*What is being asked*
In full and unaltered, output the records below.

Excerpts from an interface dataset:
● ● ●
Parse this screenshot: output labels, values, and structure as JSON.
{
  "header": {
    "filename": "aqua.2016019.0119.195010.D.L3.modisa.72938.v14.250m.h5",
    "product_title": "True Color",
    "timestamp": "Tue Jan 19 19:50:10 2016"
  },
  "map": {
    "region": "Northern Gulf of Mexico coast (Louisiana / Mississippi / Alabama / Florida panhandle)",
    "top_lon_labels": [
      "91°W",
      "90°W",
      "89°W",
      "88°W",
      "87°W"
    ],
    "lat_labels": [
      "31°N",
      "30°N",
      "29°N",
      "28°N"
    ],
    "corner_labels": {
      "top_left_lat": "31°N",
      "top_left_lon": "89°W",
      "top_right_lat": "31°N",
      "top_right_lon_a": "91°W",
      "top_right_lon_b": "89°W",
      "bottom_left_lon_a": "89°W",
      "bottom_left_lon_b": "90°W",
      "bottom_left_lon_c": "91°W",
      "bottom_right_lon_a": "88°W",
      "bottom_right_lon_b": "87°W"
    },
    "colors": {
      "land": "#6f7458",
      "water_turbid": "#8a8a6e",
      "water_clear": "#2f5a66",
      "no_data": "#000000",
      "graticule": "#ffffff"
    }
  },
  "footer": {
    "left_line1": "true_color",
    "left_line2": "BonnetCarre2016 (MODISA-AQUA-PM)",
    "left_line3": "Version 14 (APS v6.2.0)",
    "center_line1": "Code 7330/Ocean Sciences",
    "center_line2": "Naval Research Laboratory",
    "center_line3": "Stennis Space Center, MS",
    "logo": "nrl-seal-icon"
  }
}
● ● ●
*Exercise solution*
Parse this screenshot: output labels, values, and structure as JSON.
{
  "header": {
    "filename": "aqua.2016019.0119.195010.D.L3.modisa.72938.v14.250m.h5",
    "product_title": "True Color",
    "timestamp": "Tue Jan 19 19:50:10 2016"
  },
  "map": {
    "region": "Northern Gulf of Mexico coast (Louisiana / Mississippi / Alabama / Florida panhandle)",
    "top_lon_labels": [
      "91°W",
      "90°W",
      "89°W",
      "88°W",
      "87°W"
    ],
    "lat_labels": [
      "31°N",
      "30°N",
      "29°N",
      "28°N"
    ],
    "corner_labels": {
      "top_left_lat": "31°N",
      "top_left_lon": "89°W",
      "top_right_lat": "31°N",
      "top_right_lon_a": "91°W",
      "top_right_lon_b": "89°W",
      "bottom_left_lon_a": "89°W",
      "bottom_left_lon_b": "90°W",
      "bottom_left_lon_c": "91°W",
      "bottom_right_lon_a": "88°W",
      "bottom_right_lon_b": "87°W"
    },
    "colors": {
      "land": "#6f7458",
      "water_turbid": "#8a8a6e",
      "water_clear": "#2f5a66",
      "no_data": "#000000",
      "graticule": "#ffffff"
    }
  },
  "footer": {
    "left_line1": "true_color",
    "left_line2": "BonnetCarre2016 (MODISA-AQUA-PM)",
    "left_line3": "Version 14 (APS v6.2.0)",
    "center_line1": "Code 7330/Ocean Sciences",
    "center_line2": "Naval Research Laboratory",
    "center_line3": "Stennis Space Center, MS",
    "logo": "nrl-seal-icon"
  }
}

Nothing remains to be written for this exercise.